  13. fyi it seems that the op has not answered our questions as to whether he/she is hourly or salaried. in any case, since this is an important topic, i thought i would paste this info from the wage and hour division of the dept. of labor: wage and hour division (whd) fact sheet #17n: nurses and the part 541 exemptions under the fair labor standards act (flsa) nurses to qualify for the learned professional employee exemption, all of the following tests must be met: the employee must be compensated on a salary or fee basis (as defined in the regulations) at a rate not less than $455 per week; the employee's primary duty must be the performance of work requiring advanced knowledge, defined as work which is predominantly intellectual in character and which includes work requiring the consistent exercise of discretion and judgment; the advanced knowledge must be in a field of science or learning; and the advanced knowledge must be customarily acquired by a prolonged course of specialized intellectual instruction. registered nurses who are paid on an hourly basis should receive overtime pay. however, registered nurses who are registered by the appropriate state examining board generally meet the duties requirements for the learned professional exemption, and if paid on a salary basis of at least $455 per week, may be classified as exempt. licensed practical nurses and other similar health care employees, however, generally do not qualify as exempt learned professionals, regardless of work experience and training, because possession of a specialized advanced academic degree is not a standard prerequisite for entry into such occupations, and are entitled to overtime pay. hope this helps:) 
  14. Based on another one of your posts, where the thread was asking what hospital and what salary, you gave an annual figure. That suggests to me that you are not an hourly employee. Is this correct? If so, then unfortunately, they do not have to pay you for any extra hours over your scheduled shift.

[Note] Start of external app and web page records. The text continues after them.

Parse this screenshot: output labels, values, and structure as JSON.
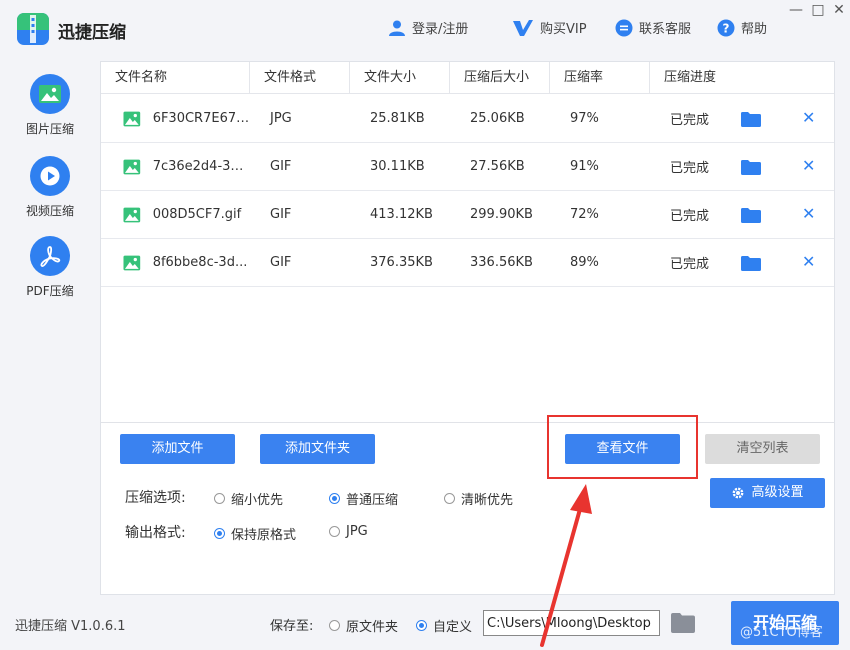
{
  "app": {
    "title": "迅捷压缩"
  },
  "header": {
    "login": "登录/注册",
    "vip": "购买VIP",
    "support": "联系客服",
    "help": "帮助"
  },
  "window_controls": {
    "minimize": "—",
    "maximize": "□",
    "close": "✕"
  },
  "sidebar": {
    "items": [
      {
        "label": "图片压缩",
        "icon": "image-icon"
      },
      {
        "label": "视频压缩",
        "icon": "play-icon"
      },
      {
        "label": "PDF压缩",
        "icon": "pdf-icon"
      }
    ]
  },
  "table": {
    "columns": [
      "文件名称",
      "文件格式",
      "文件大小",
      "压缩后大小",
      "压缩率",
      "压缩进度"
    ],
    "rows": [
      {
        "name": "6F30CR7E672...",
        "format": "JPG",
        "size": "25.81KB",
        "compressed": "25.06KB",
        "rate": "97%",
        "status": "已完成"
      },
      {
        "name": "7c36e2d4-32...",
        "format": "GIF",
        "size": "30.11KB",
        "compressed": "27.56KB",
        "rate": "91%",
        "status": "已完成"
      },
      {
        "name": "008D5CF7.gif",
        "format": "GIF",
        "size": "413.12KB",
        "compressed": "299.90KB",
        "rate": "72%",
        "status": "已完成"
      },
      {
        "name": "8f6bbe8c-3d...",
        "format": "GIF",
        "size": "376.35KB",
        "compressed": "336.56KB",
        "rate": "89%",
        "status": "已完成"
      }
    ]
  },
  "actions": {
    "add_file": "添加文件",
    "add_folder": "添加文件夹",
    "view_files": "查看文件",
    "clear_list": "清空列表",
    "advanced": "高级设置"
  },
  "options": {
    "compress_label": "压缩选项:",
    "compress_choices": [
      {
        "label": "缩小优先",
        "checked": false
      },
      {
        "label": "普通压缩",
        "checked": true
      },
      {
        "label": "清晰优先",
        "checked": false
      }
    ],
    "output_label": "输出格式:",
    "output_choices": [
      {
        "label": "保持原格式",
        "checked": true
      },
      {
        "label": "JPG",
        "checked": false
      }
    ]
  },
  "footer": {
    "version": "迅捷压缩 V1.0.6.1",
    "save_to": "保存至:",
    "save_choices": [
      {
        "label": "原文件夹",
        "checked": false
      },
      {
        "label": "自定义",
        "checked": true
      }
    ],
    "path": "C:\\Users\\Mloong\\Desktop",
    "start": "开始压缩",
    "watermark": "@51CTO博客"
  },
  "colors": {
    "accent": "#3a82f0",
    "highlight": "#e8342f",
    "disabled": "#dcdcdc"
  }
}
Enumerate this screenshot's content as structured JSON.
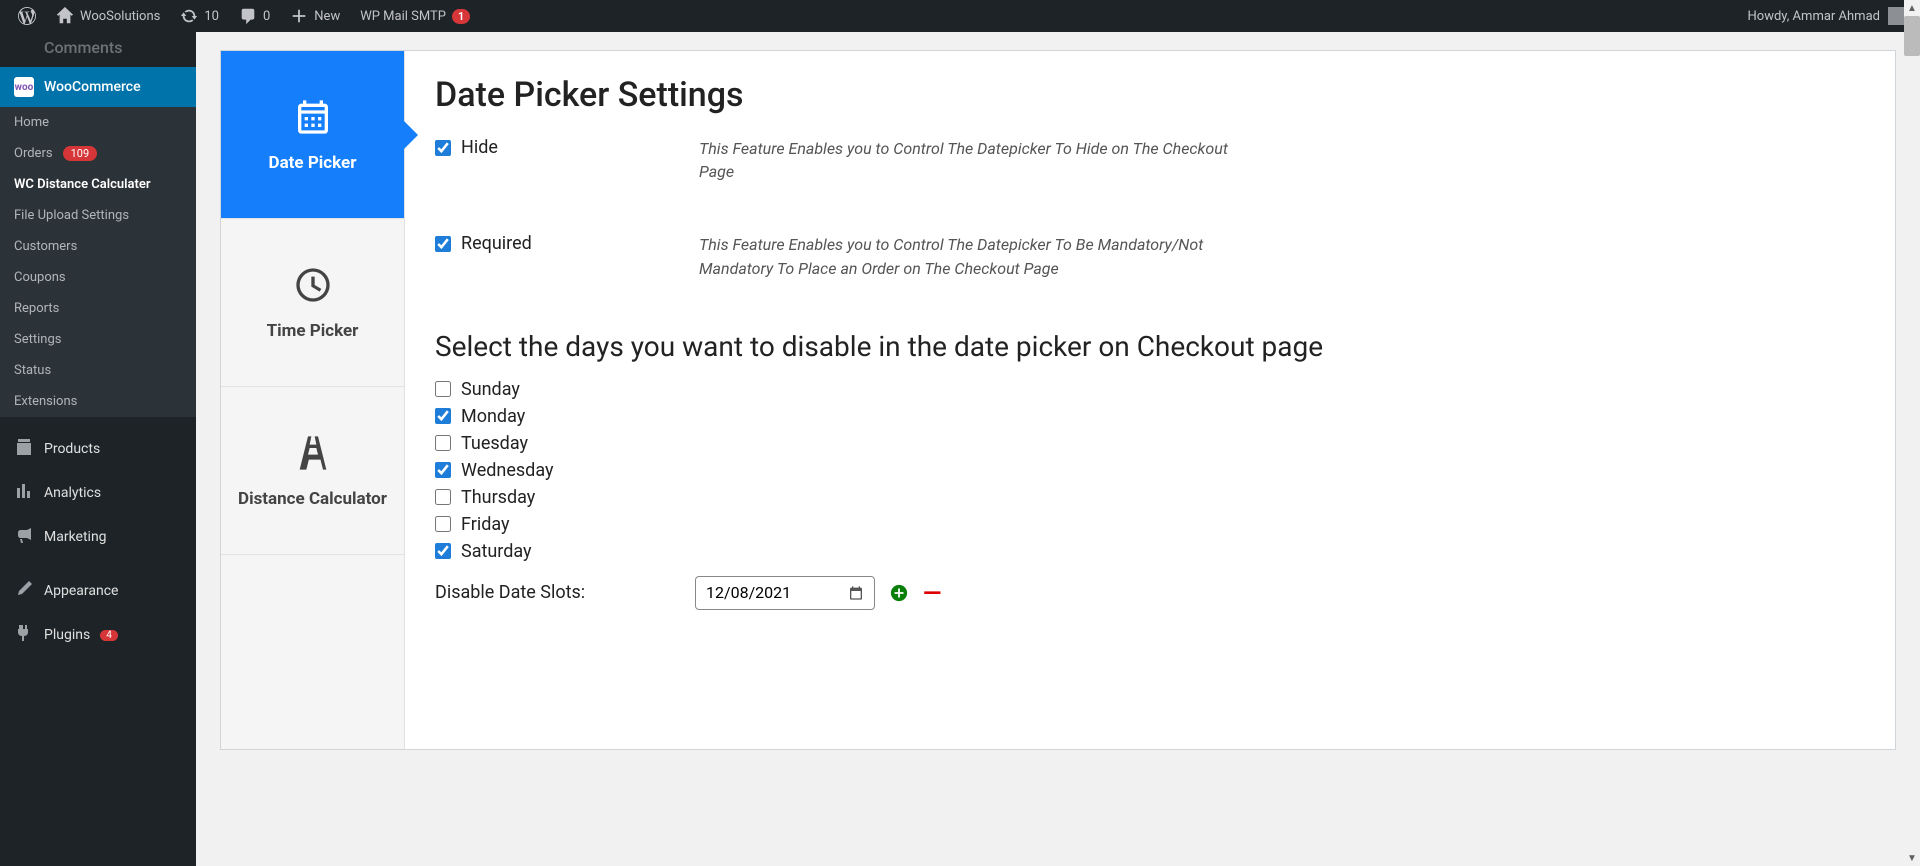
{
  "adminBar": {
    "siteName": "WooSolutions",
    "updates": "10",
    "comments": "0",
    "newLabel": "New",
    "wpMailSmtp": "WP Mail SMTP",
    "wpMailSmtpCount": "1",
    "howdy": "Howdy, Ammar Ahmad"
  },
  "sidebar": {
    "comments": "Comments",
    "woocommerce": "WooCommerce",
    "sub": {
      "home": "Home",
      "orders": "Orders",
      "ordersCount": "109",
      "wcDistance": "WC Distance Calculater",
      "fileUpload": "File Upload Settings",
      "customers": "Customers",
      "coupons": "Coupons",
      "reports": "Reports",
      "settings": "Settings",
      "status": "Status",
      "extensions": "Extensions"
    },
    "products": "Products",
    "analytics": "Analytics",
    "marketing": "Marketing",
    "appearance": "Appearance",
    "plugins": "Plugins",
    "pluginsCount": "4"
  },
  "tabs": {
    "datePicker": "Date Picker",
    "timePicker": "Time Picker",
    "distanceCalc": "Distance Calculator"
  },
  "settings": {
    "title": "Date Picker Settings",
    "hide": {
      "label": "Hide",
      "desc": "This Feature Enables you to Control The Datepicker To Hide on The Checkout Page"
    },
    "required": {
      "label": "Required",
      "desc": "This Feature Enables you to Control The Datepicker To Be Mandatory/Not Mandatory To Place an Order on The Checkout Page"
    },
    "daysHeading": "Select the days you want to disable in the date picker on Checkout page",
    "days": {
      "sunday": "Sunday",
      "monday": "Monday",
      "tuesday": "Tuesday",
      "wednesday": "Wednesday",
      "thursday": "Thursday",
      "friday": "Friday",
      "saturday": "Saturday"
    },
    "disableDateLabel": "Disable Date Slots:",
    "dateValue": "12/08/2021"
  }
}
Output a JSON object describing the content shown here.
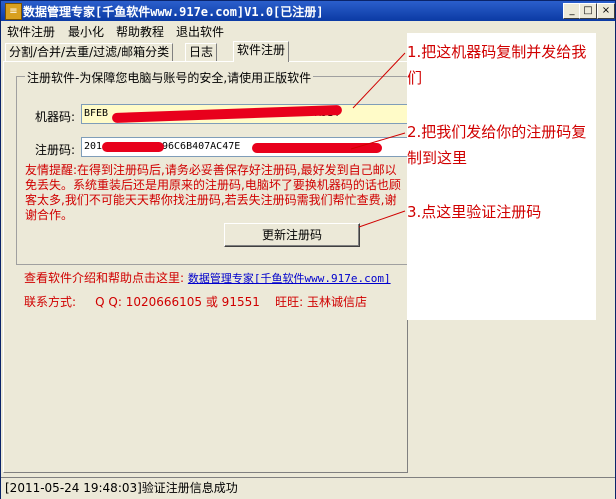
{
  "window": {
    "title": "数据管理专家[千鱼软件www.917e.com]V1.0[已注册]",
    "icon": "app-icon",
    "controls": [
      "minimize-icon",
      "maximize-icon",
      "close-icon"
    ]
  },
  "menu": [
    "软件注册",
    "最小化",
    "帮助教程",
    "退出软件"
  ],
  "tabs": [
    "分割/合并/去重/过滤/邮箱分类",
    "日志",
    "软件注册"
  ],
  "register": {
    "group_title": "注册软件-为保障您电脑与账号的安全,请使用正版软件",
    "machine_label": "机器码:",
    "machine_code": "BFEB",
    "machine_code_tail": "A314",
    "reg_label": "注册码:",
    "reg_code": "201",
    "reg_code_mid": "96C6B407AC47E",
    "notice": "友情提醒:在得到注册码后,请务必妥善保存好注册码,最好发到自己邮以免丢失。系统重装后还是用原来的注册码,电脑坏了要换机器码的话也顾客太多,我们不可能天天帮你找注册码,若丢失注册码需我们帮忙查费,谢谢合作。",
    "update_button": "更新注册码"
  },
  "help": {
    "prefix": "查看软件介绍和帮助点击这里:",
    "link": "数据管理专家[千鱼软件www.917e.com]"
  },
  "contact": {
    "label": "联系方式:",
    "qq_label": "Q Q:",
    "qq": "1020666105 或 91551",
    "wangwang_label": "旺旺:",
    "wangwang": "玉林诚信店"
  },
  "status": "[2011-05-24 19:48:03]验证注册信息成功",
  "annotations": [
    "1.把这机器码复制并发给我们",
    "2.把我们发给你的注册码复制到这里",
    "3.点这里验证注册码"
  ],
  "colors": {
    "title_bar": "#0b3aa4",
    "notice_text": "#d00000",
    "link": "#0000cc",
    "machine_field_bg": "#fffbc8",
    "reg_field_bg": "#ffffff"
  }
}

Sounds like a racket to me and sad for the nurses. Let us know and I hope things improve for you.:heartbeat
  15. It's sad, but true, I guess. Just like many candidates do not prepare for their interviews, some who are responsible for either doing the interview or setting it up, also do not prepare. I would be be proactive and say something to the person who is calling you like 'Can you tell me a bit more about the position?' Maybe this can open a dialogue where you can actually find out if they know what your qualifications are. Hope this helps.
  16. It's sad, but true, I guess. Just like many candidates do not prepare for their interviews, some who are responsible for either doing the interview or setting it up, alsp do not prepare. I would be be proactive and say something to the person who is calling you like 'Can you tell me a bit more about the position?' Maybe this can open a dialogue where you can actually find out if they know what your qualifications are. Hope this helps.